It’s time for another Book Unicorn post! This one features books that include a sapphic character who’s in a polyamorous relationship. The protagonist is in intimate, consensual relationships with more than one person. 15 sapphic books that feature a polyamorous relationship I put together a list of 15 sapphic poly romance novels. I hope you find at least one you’ll enjoy. Love Without Limits (Pink Bean Series Book 7) by Harper Bliss Caitlin James and Josephine Greenwood have been happily in love and committed to each other for over a year. Josephine has shed her insecurities and her …
This week’s Sapphic Reading Challenge post is all about characters who come out later in life. For the purpuse of this reading challenge, let’s define “later in life” as a character who’s in her 30s, 40s, 50s, and beyond.
Pick a book in which the protagonist comes out as LGBTQIA, either because it took them longer to figure out they aren’t straight or because they were struggling to come out to friends and family.
This week’s Sapphic Reading Challenge post features books in which the main character is a teacher or a professor.
I know some readers stay away from teacher romances because they assume these books always include a teacher/student romance, but that’s not the case with the books I picked for this category. In almost all of the books recommended, the romance is between the teacher and a colleague or someone who’s not involved with her professional life at all. If the romance is between the teacher or professor and one of her students, the author handled it in a way that avoids crossing ethical boundaries as much as possible.
This week’s Sapphic Reading Challenge post features f/f romances in which a grumpy character falls for a character with a sunny, upbeat personality.
There’s a bit of an overlap with ice-queen romances at times, so you might want to check out the ice-queen romance recommendations to see if any of these would fit the grumpy & sunshine category too.
Today, it’s time to read a book from a genre you don’t usually read. Depending on your reading comfort zone, that could be mystery, historical fiction/historical romance, fantasy, science fiction…or maybe even nonfiction. As long as it has a women-loving women character or theme, any book that isn’t your usual reading fare is fine.
Below, you’ll find 5 suggestions for genres such as historical fiction, paranormal romance/urban fantasy, science fiction, fantasy, mystery & romantic suspense, and romcom/humor.
This week’s Sapphic Reading Challenge post features characters who are medical professionals. Most of the books are medical romance novels, but any book with a protagonist who works in health care counts, e.g., a physician, dentist, psychiatrist, psychologist, nurse, chiropractor, paramedic, or EMT.
This week’s Sapphic Reading Challenge category features longer books. Of course, “longer” is a pretty subjective term. For this reading challenge, “longer” means any book that is at least 120,000 words.
Publishing professionals define the length of a book by its word count, not by the number of pages.

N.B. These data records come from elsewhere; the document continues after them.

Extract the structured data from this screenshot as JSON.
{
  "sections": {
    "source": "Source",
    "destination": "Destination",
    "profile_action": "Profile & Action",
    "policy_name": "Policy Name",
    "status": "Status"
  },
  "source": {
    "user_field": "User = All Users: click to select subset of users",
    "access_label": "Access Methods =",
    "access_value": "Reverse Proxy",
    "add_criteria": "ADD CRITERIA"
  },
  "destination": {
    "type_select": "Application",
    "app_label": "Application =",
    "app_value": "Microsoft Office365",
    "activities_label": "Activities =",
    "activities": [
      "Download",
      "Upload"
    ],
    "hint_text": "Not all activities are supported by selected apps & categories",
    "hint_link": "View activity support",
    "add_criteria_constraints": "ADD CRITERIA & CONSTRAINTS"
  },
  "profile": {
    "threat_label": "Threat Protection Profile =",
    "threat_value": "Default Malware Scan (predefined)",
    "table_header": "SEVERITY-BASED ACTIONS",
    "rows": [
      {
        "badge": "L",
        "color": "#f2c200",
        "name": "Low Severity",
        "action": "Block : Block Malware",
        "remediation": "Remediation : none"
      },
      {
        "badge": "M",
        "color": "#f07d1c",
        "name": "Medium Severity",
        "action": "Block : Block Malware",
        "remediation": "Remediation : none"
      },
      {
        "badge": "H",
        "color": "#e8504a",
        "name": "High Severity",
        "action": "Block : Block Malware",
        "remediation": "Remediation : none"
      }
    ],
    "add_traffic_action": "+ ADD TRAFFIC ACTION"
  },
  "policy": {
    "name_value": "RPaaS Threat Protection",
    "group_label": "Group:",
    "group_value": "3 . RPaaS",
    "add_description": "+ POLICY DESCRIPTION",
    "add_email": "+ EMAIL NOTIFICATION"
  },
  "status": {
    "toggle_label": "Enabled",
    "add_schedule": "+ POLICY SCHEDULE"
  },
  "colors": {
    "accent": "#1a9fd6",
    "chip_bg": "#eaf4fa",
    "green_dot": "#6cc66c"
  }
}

That’s because the page count can be misleading since the number of pages depends on the font, the font size, the margins, the page size, etc.
If you can’t find the word count for the book you’d like to read, go for books that have at least 350 pages.
If you listen to audiobooks, pick one that has a length of 12 hours or more.
Today’s category–sapphic books about neurodiverse characters–might as well be one of the Book Unicorn categories because there still aren’t that many.
In case you aren’t familiar with the term: a neurodiverse person (also called neurodivergent or neuroatypical) is someone whose brain works differently compared to neurotypical people. They might be on the autistic spectrum, have ADHD (attention deficit hyperactivity disorder), dyslexia, dyspraxia, or Tourette Syndrome.
This week’s Sapphic Reading Challenge post features a very popular kind of protagonist: the famous (or maybe infamous) ice queen character.
Ice queens are characters who come across as cold, aloof, and prickly. Often, they melt a bit after falling in love, and we get to see their well-hidden vulnerable side, but they typically remain their ice queenish, frosty selves with other people. Ice queens are usually in positions of power–they own their own business, are famous celebrities, or made it to the top of the food chain in whatever profession they chose. Think Miranda Priestly in The Devil Wears Prada, and you have the quintessential ice queen.